TASK STATEMENT: State only how many lines of the records contain the string "title".

DATA SUPPLIED:
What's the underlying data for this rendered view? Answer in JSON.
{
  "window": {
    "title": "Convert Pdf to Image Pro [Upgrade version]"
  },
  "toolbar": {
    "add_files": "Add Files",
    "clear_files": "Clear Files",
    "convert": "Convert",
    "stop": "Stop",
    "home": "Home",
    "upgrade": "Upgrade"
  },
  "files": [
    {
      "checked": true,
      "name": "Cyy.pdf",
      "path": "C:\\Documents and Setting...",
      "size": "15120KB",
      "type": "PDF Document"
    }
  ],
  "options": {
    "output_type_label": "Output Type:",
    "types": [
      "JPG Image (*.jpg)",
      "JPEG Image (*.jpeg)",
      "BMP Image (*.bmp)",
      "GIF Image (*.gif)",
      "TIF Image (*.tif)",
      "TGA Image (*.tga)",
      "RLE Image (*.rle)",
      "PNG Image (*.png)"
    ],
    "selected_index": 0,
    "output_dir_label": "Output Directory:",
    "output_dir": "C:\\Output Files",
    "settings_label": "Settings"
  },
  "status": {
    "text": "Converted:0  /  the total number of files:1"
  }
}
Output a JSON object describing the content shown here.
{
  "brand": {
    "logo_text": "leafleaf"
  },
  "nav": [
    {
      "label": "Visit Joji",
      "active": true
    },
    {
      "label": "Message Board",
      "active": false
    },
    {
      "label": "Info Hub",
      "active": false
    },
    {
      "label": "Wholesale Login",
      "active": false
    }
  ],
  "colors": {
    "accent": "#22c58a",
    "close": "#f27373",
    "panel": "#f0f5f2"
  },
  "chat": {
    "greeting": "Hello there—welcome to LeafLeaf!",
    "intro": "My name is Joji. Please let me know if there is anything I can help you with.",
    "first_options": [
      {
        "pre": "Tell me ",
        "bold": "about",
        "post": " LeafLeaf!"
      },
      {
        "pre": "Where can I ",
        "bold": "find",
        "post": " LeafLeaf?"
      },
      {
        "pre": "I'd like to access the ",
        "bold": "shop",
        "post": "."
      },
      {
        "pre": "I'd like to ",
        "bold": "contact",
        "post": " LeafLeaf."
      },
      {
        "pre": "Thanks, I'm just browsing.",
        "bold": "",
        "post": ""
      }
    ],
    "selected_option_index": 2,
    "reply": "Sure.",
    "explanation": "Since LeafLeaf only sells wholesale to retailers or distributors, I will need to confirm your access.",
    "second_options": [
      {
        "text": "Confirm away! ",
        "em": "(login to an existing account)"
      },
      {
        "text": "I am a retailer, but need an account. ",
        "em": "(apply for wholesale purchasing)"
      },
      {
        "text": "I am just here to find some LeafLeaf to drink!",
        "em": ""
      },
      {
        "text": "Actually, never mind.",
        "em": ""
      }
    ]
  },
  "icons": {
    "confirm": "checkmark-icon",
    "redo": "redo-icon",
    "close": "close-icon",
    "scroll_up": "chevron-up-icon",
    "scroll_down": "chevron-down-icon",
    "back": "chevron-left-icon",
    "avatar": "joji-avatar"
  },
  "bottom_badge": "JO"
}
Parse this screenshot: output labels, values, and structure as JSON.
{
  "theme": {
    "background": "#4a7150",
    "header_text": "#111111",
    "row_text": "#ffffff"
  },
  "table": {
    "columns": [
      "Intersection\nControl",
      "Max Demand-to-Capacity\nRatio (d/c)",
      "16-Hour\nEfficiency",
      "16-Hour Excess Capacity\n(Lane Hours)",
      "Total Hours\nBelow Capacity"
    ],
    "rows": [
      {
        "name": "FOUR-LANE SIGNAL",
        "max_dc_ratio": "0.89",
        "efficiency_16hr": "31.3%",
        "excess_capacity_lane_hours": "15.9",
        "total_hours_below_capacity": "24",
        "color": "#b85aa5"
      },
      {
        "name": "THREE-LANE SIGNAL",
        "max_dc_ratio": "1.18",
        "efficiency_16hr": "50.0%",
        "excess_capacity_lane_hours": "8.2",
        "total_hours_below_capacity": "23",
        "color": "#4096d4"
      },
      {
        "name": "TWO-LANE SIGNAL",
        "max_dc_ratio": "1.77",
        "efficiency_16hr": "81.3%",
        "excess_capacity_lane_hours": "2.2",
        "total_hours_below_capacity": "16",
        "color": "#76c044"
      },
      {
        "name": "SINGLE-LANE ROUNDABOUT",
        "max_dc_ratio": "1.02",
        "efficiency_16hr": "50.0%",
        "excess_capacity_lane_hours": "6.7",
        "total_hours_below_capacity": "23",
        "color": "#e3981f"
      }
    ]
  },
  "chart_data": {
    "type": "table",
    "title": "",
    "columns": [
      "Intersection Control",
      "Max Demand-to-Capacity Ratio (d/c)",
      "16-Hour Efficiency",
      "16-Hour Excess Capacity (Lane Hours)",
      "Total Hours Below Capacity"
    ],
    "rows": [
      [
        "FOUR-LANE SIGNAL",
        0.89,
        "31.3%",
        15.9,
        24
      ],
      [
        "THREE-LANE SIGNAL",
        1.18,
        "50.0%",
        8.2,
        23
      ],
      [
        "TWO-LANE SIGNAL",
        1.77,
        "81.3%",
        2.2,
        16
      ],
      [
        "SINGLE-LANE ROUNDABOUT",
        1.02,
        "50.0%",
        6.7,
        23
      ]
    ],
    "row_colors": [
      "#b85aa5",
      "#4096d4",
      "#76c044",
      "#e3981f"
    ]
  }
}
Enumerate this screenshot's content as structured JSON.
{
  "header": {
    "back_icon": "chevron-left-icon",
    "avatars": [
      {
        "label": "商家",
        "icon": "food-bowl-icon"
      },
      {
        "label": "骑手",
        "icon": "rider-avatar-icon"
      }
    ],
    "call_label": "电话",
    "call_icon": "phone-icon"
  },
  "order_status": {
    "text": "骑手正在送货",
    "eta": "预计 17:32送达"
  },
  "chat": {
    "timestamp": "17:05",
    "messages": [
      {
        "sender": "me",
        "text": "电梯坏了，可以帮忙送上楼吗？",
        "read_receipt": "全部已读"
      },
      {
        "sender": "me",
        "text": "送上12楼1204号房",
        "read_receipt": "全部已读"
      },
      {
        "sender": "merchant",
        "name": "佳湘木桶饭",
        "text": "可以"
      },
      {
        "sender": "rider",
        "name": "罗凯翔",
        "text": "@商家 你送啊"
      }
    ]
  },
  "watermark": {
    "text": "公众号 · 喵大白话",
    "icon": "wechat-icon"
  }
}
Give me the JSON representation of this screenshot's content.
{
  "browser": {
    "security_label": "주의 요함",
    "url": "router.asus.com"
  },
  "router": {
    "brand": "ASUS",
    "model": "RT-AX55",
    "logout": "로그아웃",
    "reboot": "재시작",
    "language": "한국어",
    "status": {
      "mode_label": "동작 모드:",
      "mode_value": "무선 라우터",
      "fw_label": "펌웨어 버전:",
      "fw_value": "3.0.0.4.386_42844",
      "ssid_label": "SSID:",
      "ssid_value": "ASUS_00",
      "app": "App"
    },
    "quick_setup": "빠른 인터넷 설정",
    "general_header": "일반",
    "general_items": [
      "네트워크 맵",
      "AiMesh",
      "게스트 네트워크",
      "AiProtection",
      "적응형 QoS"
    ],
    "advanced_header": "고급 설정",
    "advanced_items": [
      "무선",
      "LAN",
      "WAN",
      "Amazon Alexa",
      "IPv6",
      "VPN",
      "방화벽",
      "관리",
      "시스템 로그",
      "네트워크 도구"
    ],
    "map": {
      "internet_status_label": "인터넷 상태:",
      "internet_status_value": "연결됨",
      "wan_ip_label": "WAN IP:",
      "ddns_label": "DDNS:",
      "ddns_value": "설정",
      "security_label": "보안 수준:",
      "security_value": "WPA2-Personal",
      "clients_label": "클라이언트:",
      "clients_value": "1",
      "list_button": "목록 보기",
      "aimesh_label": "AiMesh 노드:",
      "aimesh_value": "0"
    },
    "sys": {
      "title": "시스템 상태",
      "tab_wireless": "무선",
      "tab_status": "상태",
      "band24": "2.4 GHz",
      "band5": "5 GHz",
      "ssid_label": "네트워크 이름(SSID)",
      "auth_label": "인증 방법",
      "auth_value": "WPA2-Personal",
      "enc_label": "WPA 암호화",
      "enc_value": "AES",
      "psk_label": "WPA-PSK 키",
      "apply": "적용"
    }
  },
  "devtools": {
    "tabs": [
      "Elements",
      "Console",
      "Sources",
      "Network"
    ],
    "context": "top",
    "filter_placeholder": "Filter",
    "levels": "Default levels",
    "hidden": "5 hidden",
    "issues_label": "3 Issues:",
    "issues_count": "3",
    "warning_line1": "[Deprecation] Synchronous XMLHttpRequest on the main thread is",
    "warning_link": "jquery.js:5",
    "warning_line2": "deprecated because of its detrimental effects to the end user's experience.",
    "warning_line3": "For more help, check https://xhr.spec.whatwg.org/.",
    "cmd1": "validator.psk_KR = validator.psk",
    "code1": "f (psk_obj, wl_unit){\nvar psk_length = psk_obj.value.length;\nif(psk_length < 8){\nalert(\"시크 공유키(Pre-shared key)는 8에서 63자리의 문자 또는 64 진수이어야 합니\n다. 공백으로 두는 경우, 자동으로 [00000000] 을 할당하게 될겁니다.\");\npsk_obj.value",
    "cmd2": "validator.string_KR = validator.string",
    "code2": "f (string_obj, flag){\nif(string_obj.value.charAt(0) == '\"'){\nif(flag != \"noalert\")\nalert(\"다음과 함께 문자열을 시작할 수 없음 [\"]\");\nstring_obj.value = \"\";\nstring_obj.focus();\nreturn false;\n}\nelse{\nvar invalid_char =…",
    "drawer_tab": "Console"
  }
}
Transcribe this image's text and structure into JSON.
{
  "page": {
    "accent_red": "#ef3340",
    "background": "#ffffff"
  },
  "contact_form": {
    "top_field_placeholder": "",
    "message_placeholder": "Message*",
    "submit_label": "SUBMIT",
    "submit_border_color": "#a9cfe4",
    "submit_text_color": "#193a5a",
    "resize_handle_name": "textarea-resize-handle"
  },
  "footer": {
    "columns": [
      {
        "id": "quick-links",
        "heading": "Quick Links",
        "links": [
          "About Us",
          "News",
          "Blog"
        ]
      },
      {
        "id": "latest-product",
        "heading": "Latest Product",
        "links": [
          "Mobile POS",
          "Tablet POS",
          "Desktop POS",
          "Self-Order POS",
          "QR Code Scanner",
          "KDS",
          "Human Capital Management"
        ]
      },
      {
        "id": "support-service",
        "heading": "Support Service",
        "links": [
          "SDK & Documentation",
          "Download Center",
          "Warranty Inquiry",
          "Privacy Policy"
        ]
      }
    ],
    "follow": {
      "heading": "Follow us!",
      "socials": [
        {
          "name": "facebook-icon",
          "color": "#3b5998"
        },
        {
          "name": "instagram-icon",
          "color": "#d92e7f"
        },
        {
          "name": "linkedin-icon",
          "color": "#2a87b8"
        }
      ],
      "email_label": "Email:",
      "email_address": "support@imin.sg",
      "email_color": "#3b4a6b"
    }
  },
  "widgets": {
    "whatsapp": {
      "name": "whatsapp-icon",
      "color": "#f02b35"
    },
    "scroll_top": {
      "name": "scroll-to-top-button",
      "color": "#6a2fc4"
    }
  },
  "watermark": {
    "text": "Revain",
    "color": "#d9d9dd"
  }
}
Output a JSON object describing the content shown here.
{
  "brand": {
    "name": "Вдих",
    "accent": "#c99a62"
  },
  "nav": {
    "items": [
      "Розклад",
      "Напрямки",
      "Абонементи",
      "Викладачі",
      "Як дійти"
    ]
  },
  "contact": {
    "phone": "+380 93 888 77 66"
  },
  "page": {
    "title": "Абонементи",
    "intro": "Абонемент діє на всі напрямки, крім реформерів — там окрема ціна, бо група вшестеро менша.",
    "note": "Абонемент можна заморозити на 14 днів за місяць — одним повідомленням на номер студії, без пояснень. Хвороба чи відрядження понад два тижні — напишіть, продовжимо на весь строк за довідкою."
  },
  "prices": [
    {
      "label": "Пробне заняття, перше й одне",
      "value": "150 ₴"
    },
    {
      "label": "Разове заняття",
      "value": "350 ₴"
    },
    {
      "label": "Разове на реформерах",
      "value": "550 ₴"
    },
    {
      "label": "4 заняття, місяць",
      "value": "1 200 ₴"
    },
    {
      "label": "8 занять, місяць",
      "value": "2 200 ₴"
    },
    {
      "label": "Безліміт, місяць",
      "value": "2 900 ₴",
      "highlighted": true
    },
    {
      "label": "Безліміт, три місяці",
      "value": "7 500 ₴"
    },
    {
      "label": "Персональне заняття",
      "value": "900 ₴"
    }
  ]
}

THE ANSWER: 4